In a recent talk that also featured Stanford, Canadian Union of Public Employees economist Angella MacEwan argued that grocery chains are key examples of this impulse in action.
“Low-income folks are having trouble making ends meet with the high price of food, but Loblaws saw their net earnings rise by 40 per cent in the latest quarter,” she said, adding “their profit margin was almost double. And at the same time that their profit margin doubled, they increased shareholders’ quarterly dividend.”
Of course, Loblaw isn’t the only one hiking prices. Every other major chain has squeezed their customers proportionately as well. The way prices quickly shot up across the board is because of tight corporate consolidation. Loblaws, Costco, Sobeys, Metro and Walmart represent over 60 per cent of retail market food sales.
“When one of them is increasing prices, that allows the other ones to as well,” MacEwan said.
These five companies control most of the market share in the grocery sector—a situation known in economics as an “oligopoly,” or more severely as a “cartel”—which insulates the big corporations from competitive pressure. In a more competitive market, companies might offer cheaper prices or higher wages.
But in an oligopolistic grocery market, the opposite has occurred. Instead of cutting prices, for example, grocery chains collaborated to fix the price of bread for 14 years. And instead of seeing permanent wage hikes, their workforces saw a $2-an-hour pandemic bonus cut—by all the companies, all in the same week.
Now, amidst the inflation frenzy, they’re moving in lockstep again to hike food prices, using “higher inputs” and “supply chain disruption” as cover.
Getting unaffordability under control
For the federal NDP, the CCPA, and other economists, an excess profits tax might be one tool when it comes to creating a more effective policy response to inflation. Historically, these taxes have been used during wartime to discourage war profiteering. They target companies whose profits have grown well in excess of what they would normally grow during a crisis—like a war or pandemic.
As the NDP proposes it, the tax would be a temporary measure levied against corporations like grocery stores or energy companies. The money would then help fund redistributive measures, such as social programs, to lessen the pandemic’s financial burden. It’s not an outlandish idea: Canada’s 2021 federal budget actually introduced an excess profits tax, if a modest one, on banks and insurance companies.
Some economists also argue for bigger interventions into the labour market. Sectoral bargaining and policies that ease unionization can make a lasting impact on workers’ finances by winning them a larger share of the pie. But these shifts will take time and effort to win—if they’re won at all—giving workers little reprieve from current soaring prices.

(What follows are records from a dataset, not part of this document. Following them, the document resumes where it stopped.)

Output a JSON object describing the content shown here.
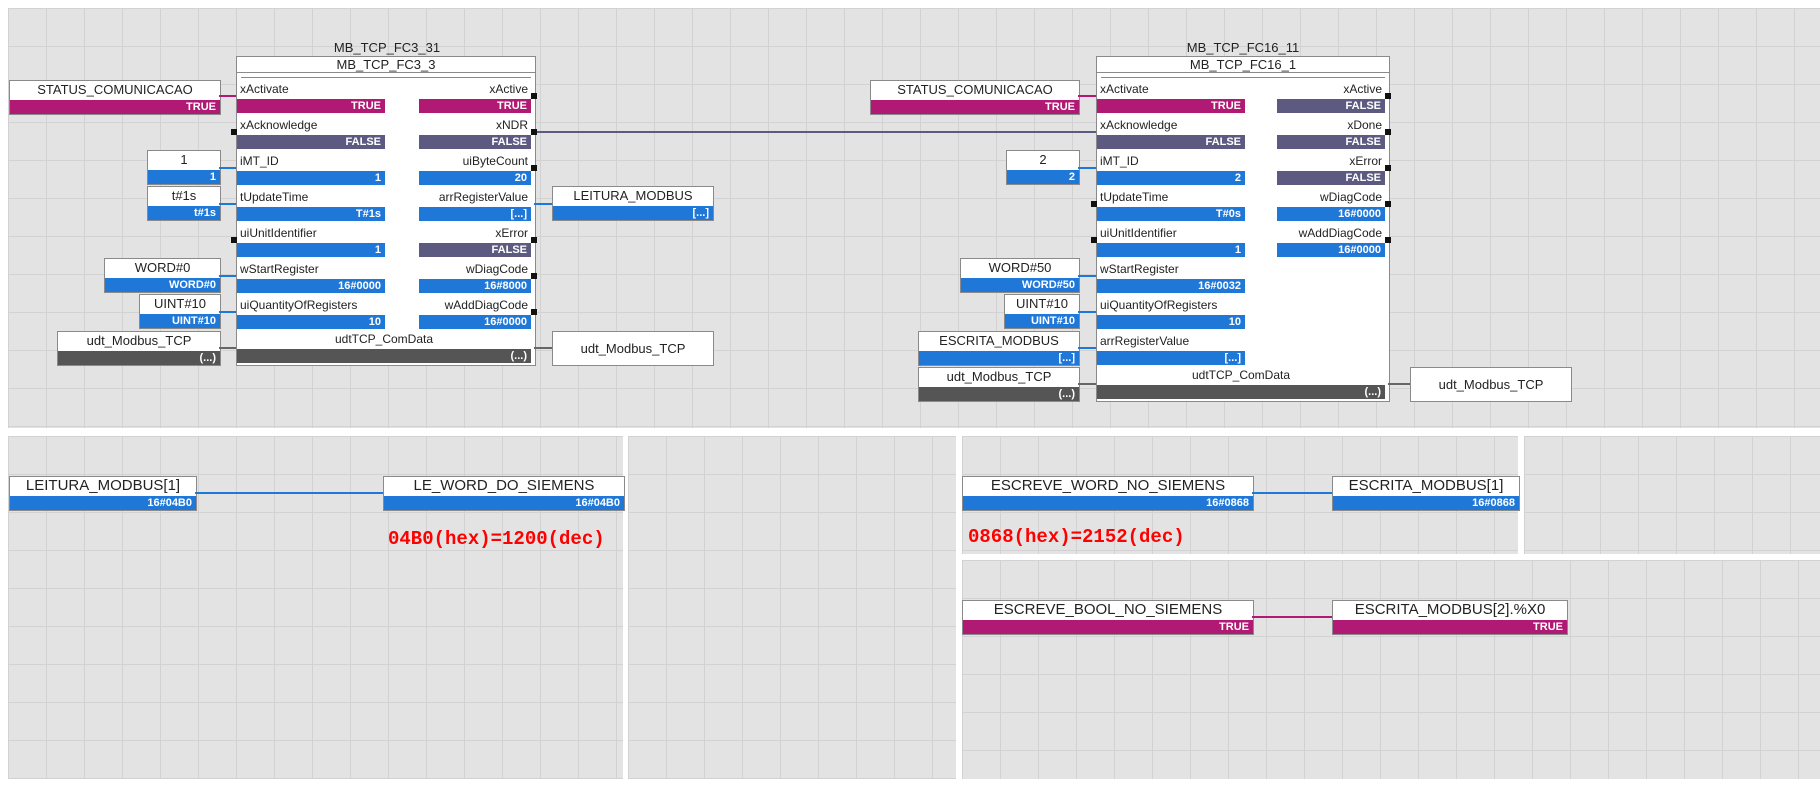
{
  "block1": {
    "instance": "MB_TCP_FC3_31",
    "type": "MB_TCP_FC3_3",
    "inputs": [
      {
        "label": "xActivate",
        "value": "TRUE"
      },
      {
        "label": "xAcknowledge",
        "value": "FALSE"
      },
      {
        "label": "iMT_ID",
        "value": "1"
      },
      {
        "label": "tUpdateTime",
        "value": "T#1s"
      },
      {
        "label": "uiUnitIdentifier",
        "value": "1"
      },
      {
        "label": "wStartRegister",
        "value": "16#0000"
      },
      {
        "label": "uiQuantityOfRegisters",
        "value": "10"
      }
    ],
    "outputs": [
      {
        "label": "xActive",
        "value": "TRUE"
      },
      {
        "label": "xNDR",
        "value": "FALSE"
      },
      {
        "label": "uiByteCount",
        "value": "20"
      },
      {
        "label": "arrRegisterValue",
        "value": "[...]"
      },
      {
        "label": "xError",
        "value": "FALSE"
      },
      {
        "label": "wDiagCode",
        "value": "16#8000"
      },
      {
        "label": "wAddDiagCode",
        "value": "16#0000"
      }
    ],
    "inout": {
      "label": "udtTCP_ComData",
      "value": "(...)"
    }
  },
  "block1_vars": {
    "status": {
      "label": "STATUS_COMUNICACAO",
      "value": "TRUE"
    },
    "mt_id": {
      "label": "1",
      "value": "1"
    },
    "update": {
      "label": "t#1s",
      "value": "t#1s"
    },
    "start": {
      "label": "WORD#0",
      "value": "WORD#0"
    },
    "qty": {
      "label": "UINT#10",
      "value": "UINT#10"
    },
    "udt_in": {
      "label": "udt_Modbus_TCP",
      "value": "(...)"
    },
    "leitura": {
      "label": "LEITURA_MODBUS",
      "value": "[...]"
    },
    "udt_out": {
      "label": "udt_Modbus_TCP"
    }
  },
  "block2": {
    "instance": "MB_TCP_FC16_11",
    "type": "MB_TCP_FC16_1",
    "inputs": [
      {
        "label": "xActivate",
        "value": "TRUE"
      },
      {
        "label": "xAcknowledge",
        "value": "FALSE"
      },
      {
        "label": "iMT_ID",
        "value": "2"
      },
      {
        "label": "tUpdateTime",
        "value": "T#0s"
      },
      {
        "label": "uiUnitIdentifier",
        "value": "1"
      },
      {
        "label": "wStartRegister",
        "value": "16#0032"
      },
      {
        "label": "uiQuantityOfRegisters",
        "value": "10"
      },
      {
        "label": "arrRegisterValue",
        "value": "[...]"
      }
    ],
    "outputs": [
      {
        "label": "xActive",
        "value": "FALSE"
      },
      {
        "label": "xDone",
        "value": "FALSE"
      },
      {
        "label": "xError",
        "value": "FALSE"
      },
      {
        "label": "wDiagCode",
        "value": "16#0000"
      },
      {
        "label": "wAddDiagCode",
        "value": "16#0000"
      }
    ],
    "inout": {
      "label": "udtTCP_ComData",
      "value": "(...)"
    }
  },
  "block2_vars": {
    "status": {
      "label": "STATUS_COMUNICACAO",
      "value": "TRUE"
    },
    "mt_id": {
      "label": "2",
      "value": "2"
    },
    "start": {
      "label": "WORD#50",
      "value": "WORD#50"
    },
    "qty": {
      "label": "UINT#10",
      "value": "UINT#10"
    },
    "escrita": {
      "label": "ESCRITA_MODBUS",
      "value": "[...]"
    },
    "udt_in": {
      "label": "udt_Modbus_TCP",
      "value": "(...)"
    },
    "udt_out": {
      "label": "udt_Modbus_TCP"
    }
  },
  "rung_read": {
    "source": {
      "label": "LEITURA_MODBUS[1]",
      "value": "16#04B0"
    },
    "target": {
      "label": "LE_WORD_DO_SIEMENS",
      "value": "16#04B0"
    },
    "annotation": "04B0(hex)=1200(dec)"
  },
  "rung_write_word": {
    "source": {
      "label": "ESCREVE_WORD_NO_SIEMENS",
      "value": "16#0868"
    },
    "target": {
      "label": "ESCRITA_MODBUS[1]",
      "value": "16#0868"
    },
    "annotation": "0868(hex)=2152(dec)"
  },
  "rung_write_bool": {
    "source": {
      "label": "ESCREVE_BOOL_NO_SIEMENS",
      "value": "TRUE"
    },
    "target": {
      "label": "ESCRITA_MODBUS[2].%X0",
      "value": "TRUE"
    }
  },
  "colors": {
    "true": "#b01a74",
    "value": "#1f78d8",
    "false": "#5d5a82",
    "struct": "#555555",
    "annotation": "#ff0000",
    "grid": "#e3e3e3"
  }
}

A more immediate response to inflation would be indexing all wages and income supports. Currently, social assistance—already meager in most provinces—is only indexed to inflation in Quebec, New Brunswick, and Yukon.
“Wages can and should be increased to keep up with inflation,” Stanford says. “That would protect the real incomes of workers, while the true causes of this inflation—supply chain issues, energy prices, housing costs—are addressed.”
Still, inflation is only one component of a growing unaffordability crisis: in addition to soaring gas and grocery prices, housing costs have run red-hot for a decade—something that Poilievre has made his hobby horse.
Although his policies, like contracting public spending and hiking interest rates, would hammer the “have-nots,” his programme is sure to resonate. Where other politicians only obliquely criticize the status quo, his campaign directly validates people’s palpable frustrations, channeling that anger toward specific institutions, bureaucrats, or politicians.
Poilievre’s populist messaging puts pressure on the NDP and labour movement to offer a comparable alternative to his programme—not just for addressing inflation, but the growing unaffordability of everyday life.